Tribology…What’s in a Name?
by Michael Holloway, CLS, OMA I
North America Sales Manager

Many involved in the world of lubrication know the meaning of the word tribology. Some refer to it as the study of friction, lubrication and wear while others define it as the science and technology of interacting surfaces in relative motion and of related subjects and practices.

A physicist by the name of David Tabor first came up with the term using a combination of Greek root words tríbō which means “to rub” and Logia which means “the study of”. It wasn’t until 1964 when an engineer by the name of Peter Jost was investigating wear mechanisms and increasing friction within machines did the term take hold. In a now famous report dubbed “The Jost Report” issued in 1966 which focused on how much money was being lost due to wear due to friction and improper lubrication, was the term freely used to describe the circumstances leading up to significant wear due to the compromise of lubrication.

While Jost may have been considered the first to use the term in a publication, he certainly wasn’t the first to consider the study of friction, lubrication or wear; that honor may well reside with Leonardo da Vinci. There are many accomplishments that da Vinci is known for such as his paintings, namely the Mona Lisa and the Last Supper, or as being an accomplished engineer and scientist. His scientific talent had its foundation on his ability to observe.
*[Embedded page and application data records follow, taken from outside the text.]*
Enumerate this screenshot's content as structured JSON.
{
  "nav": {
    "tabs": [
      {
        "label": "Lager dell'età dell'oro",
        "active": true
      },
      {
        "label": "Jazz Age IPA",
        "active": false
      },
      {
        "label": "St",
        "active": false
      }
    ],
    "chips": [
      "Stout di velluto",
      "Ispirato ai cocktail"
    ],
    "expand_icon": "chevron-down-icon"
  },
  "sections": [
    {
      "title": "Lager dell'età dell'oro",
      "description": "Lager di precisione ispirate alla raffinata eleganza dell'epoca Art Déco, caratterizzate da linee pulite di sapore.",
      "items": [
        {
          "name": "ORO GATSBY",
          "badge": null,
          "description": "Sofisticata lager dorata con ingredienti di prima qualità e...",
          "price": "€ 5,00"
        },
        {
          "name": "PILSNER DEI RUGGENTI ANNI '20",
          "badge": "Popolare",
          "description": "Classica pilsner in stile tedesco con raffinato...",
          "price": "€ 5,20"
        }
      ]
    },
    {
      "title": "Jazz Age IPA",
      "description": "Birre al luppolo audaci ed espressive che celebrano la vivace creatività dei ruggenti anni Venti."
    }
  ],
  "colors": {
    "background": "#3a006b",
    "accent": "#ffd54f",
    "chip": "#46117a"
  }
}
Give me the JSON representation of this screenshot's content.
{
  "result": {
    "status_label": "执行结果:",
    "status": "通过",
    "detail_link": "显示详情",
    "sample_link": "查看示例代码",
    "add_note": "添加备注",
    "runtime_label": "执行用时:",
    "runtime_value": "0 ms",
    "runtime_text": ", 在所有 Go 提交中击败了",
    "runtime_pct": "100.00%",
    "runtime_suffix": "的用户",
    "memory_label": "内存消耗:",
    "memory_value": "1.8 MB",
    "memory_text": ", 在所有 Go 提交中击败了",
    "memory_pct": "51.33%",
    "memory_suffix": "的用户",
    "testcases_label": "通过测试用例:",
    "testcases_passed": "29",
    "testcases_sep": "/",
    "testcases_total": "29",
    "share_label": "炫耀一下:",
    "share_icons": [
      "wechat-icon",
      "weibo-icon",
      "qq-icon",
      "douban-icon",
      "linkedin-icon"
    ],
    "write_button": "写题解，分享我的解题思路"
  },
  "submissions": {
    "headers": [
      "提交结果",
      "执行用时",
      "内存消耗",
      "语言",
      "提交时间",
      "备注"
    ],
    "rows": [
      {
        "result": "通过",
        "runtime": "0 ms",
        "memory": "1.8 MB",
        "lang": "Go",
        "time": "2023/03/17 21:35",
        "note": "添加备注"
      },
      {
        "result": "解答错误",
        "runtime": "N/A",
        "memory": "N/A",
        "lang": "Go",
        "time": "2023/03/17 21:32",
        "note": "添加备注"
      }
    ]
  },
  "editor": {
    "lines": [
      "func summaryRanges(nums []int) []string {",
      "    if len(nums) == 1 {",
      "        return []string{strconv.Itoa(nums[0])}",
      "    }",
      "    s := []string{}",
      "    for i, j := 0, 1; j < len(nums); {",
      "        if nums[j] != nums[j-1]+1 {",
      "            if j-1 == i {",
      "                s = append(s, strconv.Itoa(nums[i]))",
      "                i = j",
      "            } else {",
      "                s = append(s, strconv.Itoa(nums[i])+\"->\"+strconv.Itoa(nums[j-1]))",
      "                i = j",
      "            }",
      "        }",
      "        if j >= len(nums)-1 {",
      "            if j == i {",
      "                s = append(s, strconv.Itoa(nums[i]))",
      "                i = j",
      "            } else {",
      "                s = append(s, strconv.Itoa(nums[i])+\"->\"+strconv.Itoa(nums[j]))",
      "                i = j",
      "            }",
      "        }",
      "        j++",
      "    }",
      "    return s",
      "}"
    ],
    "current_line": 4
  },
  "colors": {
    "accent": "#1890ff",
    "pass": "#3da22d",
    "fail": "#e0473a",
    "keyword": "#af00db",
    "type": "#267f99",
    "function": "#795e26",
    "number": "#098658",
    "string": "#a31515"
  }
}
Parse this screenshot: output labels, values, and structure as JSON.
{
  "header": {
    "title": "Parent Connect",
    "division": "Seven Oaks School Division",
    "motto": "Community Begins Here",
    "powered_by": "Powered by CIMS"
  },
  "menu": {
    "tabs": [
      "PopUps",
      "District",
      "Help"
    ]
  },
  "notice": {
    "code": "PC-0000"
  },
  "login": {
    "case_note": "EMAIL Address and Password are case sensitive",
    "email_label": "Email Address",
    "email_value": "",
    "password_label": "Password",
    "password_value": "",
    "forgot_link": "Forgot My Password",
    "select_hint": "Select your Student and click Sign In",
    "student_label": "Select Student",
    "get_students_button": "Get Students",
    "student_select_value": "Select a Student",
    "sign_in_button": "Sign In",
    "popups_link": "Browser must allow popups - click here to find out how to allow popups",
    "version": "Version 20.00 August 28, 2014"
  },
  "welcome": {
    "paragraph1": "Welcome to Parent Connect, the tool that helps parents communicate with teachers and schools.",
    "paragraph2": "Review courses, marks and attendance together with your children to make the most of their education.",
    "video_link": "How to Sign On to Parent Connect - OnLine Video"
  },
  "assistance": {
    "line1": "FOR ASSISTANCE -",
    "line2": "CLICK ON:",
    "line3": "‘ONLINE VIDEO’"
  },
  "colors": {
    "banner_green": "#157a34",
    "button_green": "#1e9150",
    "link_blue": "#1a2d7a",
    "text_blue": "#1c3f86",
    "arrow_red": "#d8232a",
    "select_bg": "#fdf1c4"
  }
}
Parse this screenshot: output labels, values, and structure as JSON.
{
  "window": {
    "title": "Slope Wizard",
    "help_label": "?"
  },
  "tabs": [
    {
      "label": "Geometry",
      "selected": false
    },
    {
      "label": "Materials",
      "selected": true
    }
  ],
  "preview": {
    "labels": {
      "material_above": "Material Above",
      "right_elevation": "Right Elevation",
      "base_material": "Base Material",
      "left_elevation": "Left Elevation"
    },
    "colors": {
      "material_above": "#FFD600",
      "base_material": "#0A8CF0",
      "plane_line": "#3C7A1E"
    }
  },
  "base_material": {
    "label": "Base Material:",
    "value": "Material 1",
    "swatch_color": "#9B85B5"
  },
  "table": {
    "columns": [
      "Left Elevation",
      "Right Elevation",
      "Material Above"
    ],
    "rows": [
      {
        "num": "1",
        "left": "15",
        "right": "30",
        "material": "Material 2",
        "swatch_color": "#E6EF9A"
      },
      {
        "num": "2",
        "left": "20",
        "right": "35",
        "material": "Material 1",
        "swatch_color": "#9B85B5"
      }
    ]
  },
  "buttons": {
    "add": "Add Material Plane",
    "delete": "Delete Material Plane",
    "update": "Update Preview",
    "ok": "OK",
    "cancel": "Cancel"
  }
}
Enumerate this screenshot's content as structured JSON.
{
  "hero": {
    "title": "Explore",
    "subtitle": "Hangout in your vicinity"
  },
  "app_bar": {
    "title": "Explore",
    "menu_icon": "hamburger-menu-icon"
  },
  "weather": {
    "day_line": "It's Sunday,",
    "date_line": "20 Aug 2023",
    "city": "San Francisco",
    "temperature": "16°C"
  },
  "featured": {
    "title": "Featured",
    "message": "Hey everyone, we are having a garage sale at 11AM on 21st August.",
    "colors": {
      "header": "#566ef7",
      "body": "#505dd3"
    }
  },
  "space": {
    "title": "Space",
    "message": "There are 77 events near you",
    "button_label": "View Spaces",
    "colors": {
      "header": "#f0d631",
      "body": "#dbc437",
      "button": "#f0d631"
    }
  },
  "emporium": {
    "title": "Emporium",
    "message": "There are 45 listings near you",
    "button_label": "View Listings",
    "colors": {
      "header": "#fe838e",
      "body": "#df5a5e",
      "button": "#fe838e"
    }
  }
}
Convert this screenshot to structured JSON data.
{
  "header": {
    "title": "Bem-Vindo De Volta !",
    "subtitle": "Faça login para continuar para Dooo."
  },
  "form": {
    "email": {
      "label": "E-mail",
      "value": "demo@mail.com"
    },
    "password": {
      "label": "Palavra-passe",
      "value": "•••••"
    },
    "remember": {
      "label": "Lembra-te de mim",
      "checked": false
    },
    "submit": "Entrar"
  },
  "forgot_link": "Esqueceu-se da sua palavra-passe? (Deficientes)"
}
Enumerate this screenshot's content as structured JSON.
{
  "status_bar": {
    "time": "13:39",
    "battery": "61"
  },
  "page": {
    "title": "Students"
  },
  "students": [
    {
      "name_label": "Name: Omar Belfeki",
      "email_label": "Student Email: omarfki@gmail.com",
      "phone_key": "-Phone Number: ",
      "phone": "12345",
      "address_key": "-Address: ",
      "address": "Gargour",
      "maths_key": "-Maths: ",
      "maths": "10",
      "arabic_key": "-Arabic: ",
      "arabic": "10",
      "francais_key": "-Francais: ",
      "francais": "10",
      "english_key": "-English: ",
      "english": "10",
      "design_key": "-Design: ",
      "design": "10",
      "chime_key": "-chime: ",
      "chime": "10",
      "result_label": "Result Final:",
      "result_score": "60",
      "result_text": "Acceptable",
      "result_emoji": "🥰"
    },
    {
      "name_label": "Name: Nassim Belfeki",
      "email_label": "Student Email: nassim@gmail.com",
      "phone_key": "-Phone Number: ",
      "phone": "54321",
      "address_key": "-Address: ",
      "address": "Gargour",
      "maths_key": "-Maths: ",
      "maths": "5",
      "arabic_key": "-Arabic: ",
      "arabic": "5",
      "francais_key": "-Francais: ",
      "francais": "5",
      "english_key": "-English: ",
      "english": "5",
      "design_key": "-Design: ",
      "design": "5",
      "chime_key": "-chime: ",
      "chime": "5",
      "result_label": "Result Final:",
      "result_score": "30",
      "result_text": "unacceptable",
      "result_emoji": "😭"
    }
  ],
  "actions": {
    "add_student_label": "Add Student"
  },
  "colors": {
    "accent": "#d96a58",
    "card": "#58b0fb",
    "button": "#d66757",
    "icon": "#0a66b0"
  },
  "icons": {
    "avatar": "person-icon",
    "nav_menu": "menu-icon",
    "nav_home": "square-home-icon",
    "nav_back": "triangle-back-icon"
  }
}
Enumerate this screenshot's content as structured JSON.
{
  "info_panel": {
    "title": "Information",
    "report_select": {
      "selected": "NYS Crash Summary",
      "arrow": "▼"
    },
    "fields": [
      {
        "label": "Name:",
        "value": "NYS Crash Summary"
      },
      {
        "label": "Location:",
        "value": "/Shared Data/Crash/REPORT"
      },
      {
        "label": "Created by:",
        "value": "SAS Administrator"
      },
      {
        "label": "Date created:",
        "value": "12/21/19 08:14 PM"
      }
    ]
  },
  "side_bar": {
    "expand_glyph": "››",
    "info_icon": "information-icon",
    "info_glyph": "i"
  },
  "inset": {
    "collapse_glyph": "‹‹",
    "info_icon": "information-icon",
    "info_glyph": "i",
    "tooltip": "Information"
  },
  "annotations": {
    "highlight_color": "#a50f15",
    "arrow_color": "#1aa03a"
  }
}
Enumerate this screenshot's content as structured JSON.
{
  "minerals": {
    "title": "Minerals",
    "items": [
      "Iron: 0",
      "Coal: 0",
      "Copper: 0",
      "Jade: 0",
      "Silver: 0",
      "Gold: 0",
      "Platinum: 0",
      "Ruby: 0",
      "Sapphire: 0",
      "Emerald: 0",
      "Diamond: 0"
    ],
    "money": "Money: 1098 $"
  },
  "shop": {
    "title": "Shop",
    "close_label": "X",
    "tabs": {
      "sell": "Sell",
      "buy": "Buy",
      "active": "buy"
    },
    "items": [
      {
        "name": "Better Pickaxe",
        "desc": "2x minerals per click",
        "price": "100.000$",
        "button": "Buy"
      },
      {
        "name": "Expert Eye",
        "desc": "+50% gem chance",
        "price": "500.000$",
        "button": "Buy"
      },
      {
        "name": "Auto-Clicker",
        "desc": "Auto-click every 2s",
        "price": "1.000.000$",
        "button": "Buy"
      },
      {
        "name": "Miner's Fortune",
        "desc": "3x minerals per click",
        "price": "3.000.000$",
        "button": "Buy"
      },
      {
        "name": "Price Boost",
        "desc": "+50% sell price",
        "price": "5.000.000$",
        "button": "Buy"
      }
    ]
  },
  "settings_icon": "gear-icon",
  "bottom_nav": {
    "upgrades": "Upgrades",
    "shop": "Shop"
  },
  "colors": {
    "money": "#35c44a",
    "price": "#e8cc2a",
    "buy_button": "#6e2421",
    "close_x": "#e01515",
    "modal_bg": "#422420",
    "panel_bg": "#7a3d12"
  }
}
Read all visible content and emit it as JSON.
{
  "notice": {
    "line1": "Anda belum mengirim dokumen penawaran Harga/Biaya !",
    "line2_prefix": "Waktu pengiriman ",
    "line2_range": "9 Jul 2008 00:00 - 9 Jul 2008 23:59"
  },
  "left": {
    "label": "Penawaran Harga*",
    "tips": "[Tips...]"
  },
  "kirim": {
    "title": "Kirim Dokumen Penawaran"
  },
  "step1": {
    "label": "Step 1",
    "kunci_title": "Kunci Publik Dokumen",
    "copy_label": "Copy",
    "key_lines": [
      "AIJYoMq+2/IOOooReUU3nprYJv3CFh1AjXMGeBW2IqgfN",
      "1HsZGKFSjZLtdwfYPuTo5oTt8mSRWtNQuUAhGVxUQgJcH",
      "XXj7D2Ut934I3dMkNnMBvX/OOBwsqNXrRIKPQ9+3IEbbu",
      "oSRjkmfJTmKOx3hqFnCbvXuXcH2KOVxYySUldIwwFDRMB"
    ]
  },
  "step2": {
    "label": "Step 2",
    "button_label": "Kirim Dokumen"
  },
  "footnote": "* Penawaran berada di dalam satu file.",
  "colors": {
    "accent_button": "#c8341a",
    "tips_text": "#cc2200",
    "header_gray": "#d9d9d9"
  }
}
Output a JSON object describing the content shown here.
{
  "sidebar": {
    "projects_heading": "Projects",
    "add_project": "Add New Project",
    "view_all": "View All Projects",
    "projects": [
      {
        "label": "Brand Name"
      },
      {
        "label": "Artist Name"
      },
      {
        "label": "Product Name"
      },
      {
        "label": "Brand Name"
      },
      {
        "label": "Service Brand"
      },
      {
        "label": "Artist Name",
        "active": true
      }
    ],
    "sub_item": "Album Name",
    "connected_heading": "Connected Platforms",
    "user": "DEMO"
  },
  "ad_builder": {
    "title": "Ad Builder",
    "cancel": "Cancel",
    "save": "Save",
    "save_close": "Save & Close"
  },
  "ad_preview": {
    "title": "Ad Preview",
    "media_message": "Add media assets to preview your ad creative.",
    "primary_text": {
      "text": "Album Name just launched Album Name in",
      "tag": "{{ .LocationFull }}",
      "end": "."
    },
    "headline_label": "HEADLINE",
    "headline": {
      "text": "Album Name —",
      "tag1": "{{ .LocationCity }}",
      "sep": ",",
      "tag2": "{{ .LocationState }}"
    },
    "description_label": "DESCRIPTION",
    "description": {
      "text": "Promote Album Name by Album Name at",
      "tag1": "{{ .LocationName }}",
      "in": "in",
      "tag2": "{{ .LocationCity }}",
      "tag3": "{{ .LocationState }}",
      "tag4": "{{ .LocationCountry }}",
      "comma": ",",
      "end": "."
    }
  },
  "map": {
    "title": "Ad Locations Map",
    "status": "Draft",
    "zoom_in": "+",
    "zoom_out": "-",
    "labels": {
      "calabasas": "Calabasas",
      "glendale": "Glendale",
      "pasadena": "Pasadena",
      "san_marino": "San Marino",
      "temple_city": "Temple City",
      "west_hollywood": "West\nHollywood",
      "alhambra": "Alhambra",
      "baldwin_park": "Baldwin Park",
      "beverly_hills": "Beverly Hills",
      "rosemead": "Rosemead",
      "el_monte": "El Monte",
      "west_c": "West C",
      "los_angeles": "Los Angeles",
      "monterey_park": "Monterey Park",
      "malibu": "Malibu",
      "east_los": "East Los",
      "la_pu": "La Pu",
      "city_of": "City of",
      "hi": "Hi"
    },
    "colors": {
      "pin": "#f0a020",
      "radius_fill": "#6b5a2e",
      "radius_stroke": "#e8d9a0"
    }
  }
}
In the late 1400’s da Vinci noticed that resistance was the same for two different objects of the same weight but making contacts over different widths and lengths. He also noticed that the force needed to overcome friction doubles when the weight doubles. It wasn’t until much later that other scientists took his initial observations and went further. It is highly possible that many others before di Vinci understood the principles he observed, but da Vinci actually theorized and experimented in order to establish a rule by which many of his observations could actually become predictors of events.

Though tribology may seem to only be relative to machines, it has many other applications such as reducing drag in competitive swimming suits or rejuvenating knee and hip joints via injectable treatments or prosthetics. Tribology is all around us from our lap-tops, to microwave ovens, to our vehicles. It is fair to say that tribology has contributed to the advancement of our society and many of the comforts we enjoy.